Old Music Wednesday: Music from the Eton Choirbook

Eton choirbook

The Choir of Christchurch Cathedral, Oxford, have just released a new album from their exploration of the Eton Choirbook. One of the most famous liturgical manuscripts in England, the Eton Choirbook is a manuscript dating from the very early 16th century. It is one of the best examples of early…

Continue reading

Musical Expression and Aliveness through the centuries: ORA and Many are the Wonders

ORA Many Are the Wonders

On a wintery evening in early February last year I braved the cold rain to make a pilgrimage to the Chapel of St. Peter ad Vincula in the Tower of London. No, it wasn’t to pay homage to the burial place of Lady Jane Grey or Anne Boleyn, though that…

Continue reading

Listening Projects (or infusing more Beethoven into my life)

I spend a lot of time bemoaning the amount of music there is in the world which I will never hear. There just isn’t enough time in the day. Same with books. If I read all 1500 books on my Kindle this year, during the time I spent reading another…

Continue reading

Christina de Pizan: Early Feminist, Poet, and all around Badass

Christina de pizan

Have you ever noticed that once you hear about someone for the first time, they often come back to haunt you? Christina de Pizan is like that for me. I had never really registered her before I interviewed Alison Weir this past February when she came up. Nowadays everywhere I look…

Continue reading

Old Music Tuesday: Henry’s Musical Court & The Western Wynde Mass

Western Wind Mass

Yep, you read that right. The musical court of Henry VIII. While many of us think of the monarch with six wives as fat and pretty darn corpulent, he wasn’t always this way. In fact, when he was young, he was quite the hottie, impressing women with his jousting feats,…

Continue reading

Music from the world of the Queen of Scots

We all know that early music, particularly English liturgical music, is my big passion, right? I geek out on the music created out of the Book of Common Prayer, and I can easily sit for hours comparing Tallis through the decades. But one area I don’t know that much about,…

Continue reading

Haec Dies! Music for rebirth and renewal.

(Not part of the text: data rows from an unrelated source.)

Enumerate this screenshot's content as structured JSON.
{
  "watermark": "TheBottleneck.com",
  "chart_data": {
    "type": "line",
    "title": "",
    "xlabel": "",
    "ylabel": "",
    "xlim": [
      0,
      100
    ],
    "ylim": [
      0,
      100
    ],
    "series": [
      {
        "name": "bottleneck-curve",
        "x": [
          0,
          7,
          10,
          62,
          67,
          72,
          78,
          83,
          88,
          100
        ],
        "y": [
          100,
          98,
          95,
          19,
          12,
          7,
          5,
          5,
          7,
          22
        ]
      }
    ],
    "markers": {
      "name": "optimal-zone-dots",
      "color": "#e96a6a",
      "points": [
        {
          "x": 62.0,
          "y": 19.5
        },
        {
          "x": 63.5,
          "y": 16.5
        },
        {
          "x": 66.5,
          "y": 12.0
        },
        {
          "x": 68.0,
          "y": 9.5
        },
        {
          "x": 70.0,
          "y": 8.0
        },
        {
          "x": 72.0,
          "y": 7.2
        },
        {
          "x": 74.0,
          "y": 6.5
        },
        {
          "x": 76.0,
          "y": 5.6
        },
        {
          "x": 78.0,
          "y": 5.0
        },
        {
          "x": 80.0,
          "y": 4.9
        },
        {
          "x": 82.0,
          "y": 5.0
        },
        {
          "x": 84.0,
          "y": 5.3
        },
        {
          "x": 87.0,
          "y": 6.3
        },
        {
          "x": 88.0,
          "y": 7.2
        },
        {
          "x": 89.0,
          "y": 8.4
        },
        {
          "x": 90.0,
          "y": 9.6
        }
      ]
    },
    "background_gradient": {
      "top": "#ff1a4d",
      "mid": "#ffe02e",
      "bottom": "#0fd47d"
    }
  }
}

Every once in a while there’s a piece of music that paints such a beautiful picture of happiness, rebirth, renewal, and the essence of Easter, that you just have to get up and dance a jig. That’s what Byrd’s Haec Dies does for me. Latin for This is the Day…

Continue reading

Why you should become intimate with Dido & Aeneas

Between 1684 and 1688 English music, opera, and music history was changed when Purcell wrote Dido & Aeneas, one of England’s earliest operas written by the Grandaddy of English Baroque.  Now, 350 years later, it is still alive and well as a new recording by the Armonico Consort demonstrates, and…

Continue reading

Music for Impressing a King: Taverner’s Missa Corona Spinea, Wolsey, and Henry VIII

In March 1527 Henry VIII and his wife Catherine of Aragon visited Cardinal Wolsey’s new foundation – Cardinal’s College – in Oxford.  John Taverner, one of the most famous composers of his time, was commissioned to write an appropriately stunning piece of choral music that would wow the King and…

Continue reading

Early Music Saturday: Madrigals of Madness from the Calmus Ensemble

I have said it before, and I’ll say it again – I find the best music via the Millennium of Music show, which is on both Sirius and NPR.  I have a membership and can listen to old episodes (it’s the best $2.99/month I spend) and I was perusing episodes…

Continue reading